Last updated May 20, 2019
Study in physical therapy begins with a bachelor’s degree and is completed with a doctoral degree and certification as a physical therapist (PT). Admission to highly competitive graduate programs requires volunteer time or an internship with a professional therapist as well as a Graduate Record Exam (GRE) testing. A biology major with supporting courses in chemistry, physics, and psychology is recommended for students pursuing this career. Your faculty adviser will assist the student and developing a plan of courses to prepare for application to the graduate program.
Understanding Your Undergraduate Path:
All physical therapy programs require a bachelor's degree from an accredited 4-year college or university. Students at Morningside College who identify as Pre-Physical Therapy typically major in Biology and/or Chemistry and then add appropriate prerequisites. Some Pre-Physical Therapy students have also chosen to pursue a major in Biopsychology. Those are the most common but a student can really major in any subject and pursue physical therapy as long as they add the appropriate courses required for admission into their schools of interest. Each institution offering a Physical Therapy program has its own undergraduate prerequisites, so applicants should contact the school or college of their choice for specific requirements. It is highly recommended that you earn above a 3.0 cumulative GPA and know that you will need to complete a required amount of shadowing/volunteer clinical experience with a Physical Therapist. Be sure to consult with your Academic Adviser, Faculty Adviser, or an adviser at the school or college of physical therapy that you plan to attend.

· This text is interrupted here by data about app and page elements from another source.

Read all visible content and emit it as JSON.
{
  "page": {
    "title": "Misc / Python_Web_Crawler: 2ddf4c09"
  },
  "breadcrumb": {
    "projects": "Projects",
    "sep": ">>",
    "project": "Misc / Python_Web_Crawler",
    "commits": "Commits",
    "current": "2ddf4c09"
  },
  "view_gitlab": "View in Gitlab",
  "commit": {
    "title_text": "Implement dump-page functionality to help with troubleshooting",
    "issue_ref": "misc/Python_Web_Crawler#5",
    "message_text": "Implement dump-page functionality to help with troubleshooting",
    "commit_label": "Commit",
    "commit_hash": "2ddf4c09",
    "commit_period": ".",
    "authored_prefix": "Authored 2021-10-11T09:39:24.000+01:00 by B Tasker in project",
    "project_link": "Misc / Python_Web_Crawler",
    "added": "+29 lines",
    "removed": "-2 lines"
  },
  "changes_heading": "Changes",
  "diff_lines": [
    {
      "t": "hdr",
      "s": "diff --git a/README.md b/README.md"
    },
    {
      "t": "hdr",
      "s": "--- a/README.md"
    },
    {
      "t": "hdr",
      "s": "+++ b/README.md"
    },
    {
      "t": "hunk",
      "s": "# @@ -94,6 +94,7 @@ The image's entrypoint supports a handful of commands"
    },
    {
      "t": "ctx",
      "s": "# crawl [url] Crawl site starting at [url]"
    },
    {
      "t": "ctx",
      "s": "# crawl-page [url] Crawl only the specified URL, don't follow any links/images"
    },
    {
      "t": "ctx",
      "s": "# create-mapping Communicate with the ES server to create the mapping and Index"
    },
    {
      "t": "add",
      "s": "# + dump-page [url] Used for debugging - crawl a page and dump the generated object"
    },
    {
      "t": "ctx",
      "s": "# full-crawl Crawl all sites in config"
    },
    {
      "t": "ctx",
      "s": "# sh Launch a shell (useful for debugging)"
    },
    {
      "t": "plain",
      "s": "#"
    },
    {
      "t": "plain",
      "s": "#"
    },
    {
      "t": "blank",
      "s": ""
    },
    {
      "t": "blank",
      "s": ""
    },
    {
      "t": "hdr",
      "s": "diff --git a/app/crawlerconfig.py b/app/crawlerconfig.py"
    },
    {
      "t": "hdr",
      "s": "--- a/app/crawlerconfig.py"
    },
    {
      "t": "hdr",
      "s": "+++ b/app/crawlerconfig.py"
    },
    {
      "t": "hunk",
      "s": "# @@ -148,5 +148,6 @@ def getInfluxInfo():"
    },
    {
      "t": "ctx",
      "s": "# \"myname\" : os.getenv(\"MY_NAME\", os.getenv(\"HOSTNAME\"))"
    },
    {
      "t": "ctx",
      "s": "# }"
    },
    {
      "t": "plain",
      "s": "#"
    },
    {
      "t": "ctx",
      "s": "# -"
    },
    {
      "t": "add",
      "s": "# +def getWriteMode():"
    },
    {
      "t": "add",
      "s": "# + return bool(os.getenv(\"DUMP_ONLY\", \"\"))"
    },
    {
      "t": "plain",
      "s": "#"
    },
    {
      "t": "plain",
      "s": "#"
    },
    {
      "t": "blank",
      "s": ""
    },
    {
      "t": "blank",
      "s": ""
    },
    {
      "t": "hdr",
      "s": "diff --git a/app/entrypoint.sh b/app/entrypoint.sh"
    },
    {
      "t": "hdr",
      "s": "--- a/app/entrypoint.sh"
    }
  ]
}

Prerequisite coursework generally includes (can vary depending on school):
- General Biology with Lab
- General Chemistry with Lab
- General Physics with Lab
- Human Anatomy with Lab
- Human Physiology with Lab
- Statistics and Calculus
- Psychology and Social Sciences (Introductory Psychology, Abnormal Psychology and Developmental/Child Psychology.)
Admission to PT programs is competitive; to get into your school of choice, below are some things to keep in mind during your undergraduate path:
- Earn a high overall grade point average -- above a 3.0 GPA
- Volunteer or work as a Physical Therapy Assistant
- Some schools require up to 150-hours of clinical experience prior to admission
- Ask for letters of recommendation from physical therapists or science teachers
- Most schools require a satisfactory score on the Graduate Record Examination (GRE)
- Observation hours (30-40) in various physical therapy settings prior to application are recommended. Exposure to multiple types of physical therapy practices is desired and a consideration in the decision to offer admission. Some schools require verification of observation hours
- You will have an interview
- You need an essay and personal statement
- Involvements to help become competitive in the application process include research, shadowing, and volunteer service hours
Applying for Physical Therapy School:
As defined on the PTCAS Webiste: "While physical therapists are only required to have a master's degree, most people entering the field today choose to earn a PhD in PT. The Physical Therapist Centralized Application Service (PTCAS) is a service of the American Physical Therapy Association (APTA). PTCAS allows applicants to use a single application and one set of materials to apply to multiple DPT programs. Review the instructions and directory pages before you apply."